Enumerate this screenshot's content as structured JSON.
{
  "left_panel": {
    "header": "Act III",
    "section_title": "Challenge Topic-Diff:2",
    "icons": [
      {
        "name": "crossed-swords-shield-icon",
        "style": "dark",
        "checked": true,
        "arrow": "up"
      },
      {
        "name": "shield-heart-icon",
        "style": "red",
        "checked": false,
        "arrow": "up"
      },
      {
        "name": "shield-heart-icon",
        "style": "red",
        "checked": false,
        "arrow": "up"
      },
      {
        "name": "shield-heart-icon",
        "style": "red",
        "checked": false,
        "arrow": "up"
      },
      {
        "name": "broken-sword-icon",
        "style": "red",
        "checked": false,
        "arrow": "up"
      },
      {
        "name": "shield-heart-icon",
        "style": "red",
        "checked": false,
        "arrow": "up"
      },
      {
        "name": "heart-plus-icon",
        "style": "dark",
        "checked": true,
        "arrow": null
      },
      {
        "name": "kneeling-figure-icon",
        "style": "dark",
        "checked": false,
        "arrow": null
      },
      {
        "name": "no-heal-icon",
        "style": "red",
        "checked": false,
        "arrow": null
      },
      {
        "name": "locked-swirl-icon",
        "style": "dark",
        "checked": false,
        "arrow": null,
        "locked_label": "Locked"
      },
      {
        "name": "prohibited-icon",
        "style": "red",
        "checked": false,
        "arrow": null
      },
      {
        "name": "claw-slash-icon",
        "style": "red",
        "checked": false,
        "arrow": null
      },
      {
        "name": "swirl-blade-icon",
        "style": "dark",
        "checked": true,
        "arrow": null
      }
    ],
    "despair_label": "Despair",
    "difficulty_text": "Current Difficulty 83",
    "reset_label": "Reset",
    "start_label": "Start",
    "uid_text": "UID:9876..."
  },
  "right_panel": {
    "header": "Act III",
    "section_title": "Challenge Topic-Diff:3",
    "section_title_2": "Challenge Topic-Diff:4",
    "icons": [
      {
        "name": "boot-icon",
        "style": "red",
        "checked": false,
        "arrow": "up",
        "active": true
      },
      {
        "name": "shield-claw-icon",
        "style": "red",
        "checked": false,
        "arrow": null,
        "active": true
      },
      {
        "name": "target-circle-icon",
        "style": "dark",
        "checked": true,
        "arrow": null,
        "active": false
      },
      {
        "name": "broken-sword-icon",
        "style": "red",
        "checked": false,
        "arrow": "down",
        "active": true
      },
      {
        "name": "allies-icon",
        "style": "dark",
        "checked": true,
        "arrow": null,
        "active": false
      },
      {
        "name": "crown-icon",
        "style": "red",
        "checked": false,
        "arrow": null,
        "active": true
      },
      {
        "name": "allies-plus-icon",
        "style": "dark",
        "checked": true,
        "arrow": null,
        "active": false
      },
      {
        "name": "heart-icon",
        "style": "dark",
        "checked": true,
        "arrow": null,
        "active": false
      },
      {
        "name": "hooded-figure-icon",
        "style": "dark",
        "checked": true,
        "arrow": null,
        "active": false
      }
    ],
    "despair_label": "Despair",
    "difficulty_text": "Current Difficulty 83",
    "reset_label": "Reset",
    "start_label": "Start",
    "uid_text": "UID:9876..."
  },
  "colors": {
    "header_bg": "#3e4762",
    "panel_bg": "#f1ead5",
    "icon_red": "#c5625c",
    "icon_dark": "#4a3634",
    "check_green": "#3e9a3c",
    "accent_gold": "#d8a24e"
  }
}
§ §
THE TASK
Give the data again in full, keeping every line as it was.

RESULT OF THE EXERCISE
Enumerate this screenshot's content as structured JSON.
{
  "left_panel": {
    "header": "Act III",
    "section_title": "Challenge Topic-Diff:2",
    "icons": [
      {
        "name": "crossed-swords-shield-icon",
        "style": "dark",
        "checked": true,
        "arrow": "up"
      },
      {
        "name": "shield-heart-icon",
        "style": "red",
        "checked": false,
        "arrow": "up"
      },
      {
        "name": "shield-heart-icon",
        "style": "red",
        "checked": false,
        "arrow": "up"
      },
      {
        "name": "shield-heart-icon",
        "style": "red",
        "checked": false,
        "arrow": "up"
      },
      {
        "name": "broken-sword-icon",
        "style": "red",
        "checked": false,
        "arrow": "up"
      },
      {
        "name": "shield-heart-icon",
        "style": "red",
        "checked": false,
        "arrow": "up"
      },
      {
        "name": "heart-plus-icon",
        "style": "dark",
        "checked": true,
        "arrow": null
      },
      {
        "name": "kneeling-figure-icon",
        "style": "dark",
        "checked": false,
        "arrow": null
      },
      {
        "name": "no-heal-icon",
        "style": "red",
        "checked": false,
        "arrow": null
      },
      {
        "name": "locked-swirl-icon",
        "style": "dark",
        "checked": false,
        "arrow": null,
        "locked_label": "Locked"
      },
      {
        "name": "prohibited-icon",
        "style": "red",
        "checked": false,
        "arrow": null
      },
      {
        "name": "claw-slash-icon",
        "style": "red",
        "checked": false,
        "arrow": null
      },
      {
        "name": "swirl-blade-icon",
        "style": "dark",
        "checked": true,
        "arrow": null
      }
    ],
    "despair_label": "Despair",
    "difficulty_text": "Current Difficulty 83",
    "reset_label": "Reset",
    "start_label": "Start",
    "uid_text": "UID:9876..."
  },
  "right_panel": {
    "header": "Act III",
    "section_title": "Challenge Topic-Diff:3",
    "section_title_2": "Challenge Topic-Diff:4",
    "icons": [
      {
        "name": "boot-icon",
        "style": "red",
        "checked": false,
        "arrow": "up",
        "active": true
      },
      {
        "name": "shield-claw-icon",
        "style": "red",
        "checked": false,
        "arrow": null,
        "active": true
      },
      {
        "name": "target-circle-icon",
        "style": "dark",
        "checked": true,
        "arrow": null,
        "active": false
      },
      {
        "name": "broken-sword-icon",
        "style": "red",
        "checked": false,
        "arrow": "down",
        "active": true
      },
      {
        "name": "allies-icon",
        "style": "dark",
        "checked": true,
        "arrow": null,
        "active": false
      },
      {
        "name": "crown-icon",
        "style": "red",
        "checked": false,
        "arrow": null,
        "active": true
      },
      {
        "name": "allies-plus-icon",
        "style": "dark",
        "checked": true,
        "arrow": null,
        "active": false
      },
      {
        "name": "heart-icon",
        "style": "dark",
        "checked": true,
        "arrow": null,
        "active": false
      },
      {
        "name": "hooded-figure-icon",
        "style": "dark",
        "checked": true,
        "arrow": null,
        "active": false
      }
    ],
    "despair_label": "Despair",
    "difficulty_text": "Current Difficulty 83",
    "reset_label": "Reset",
    "start_label": "Start",
    "uid_text": "UID:9876..."
  },
  "colors": {
    "header_bg": "#3e4762",
    "panel_bg": "#f1ead5",
    "icon_red": "#c5625c",
    "icon_dark": "#4a3634",
    "check_green": "#3e9a3c",
    "accent_gold": "#d8a24e"
  }
}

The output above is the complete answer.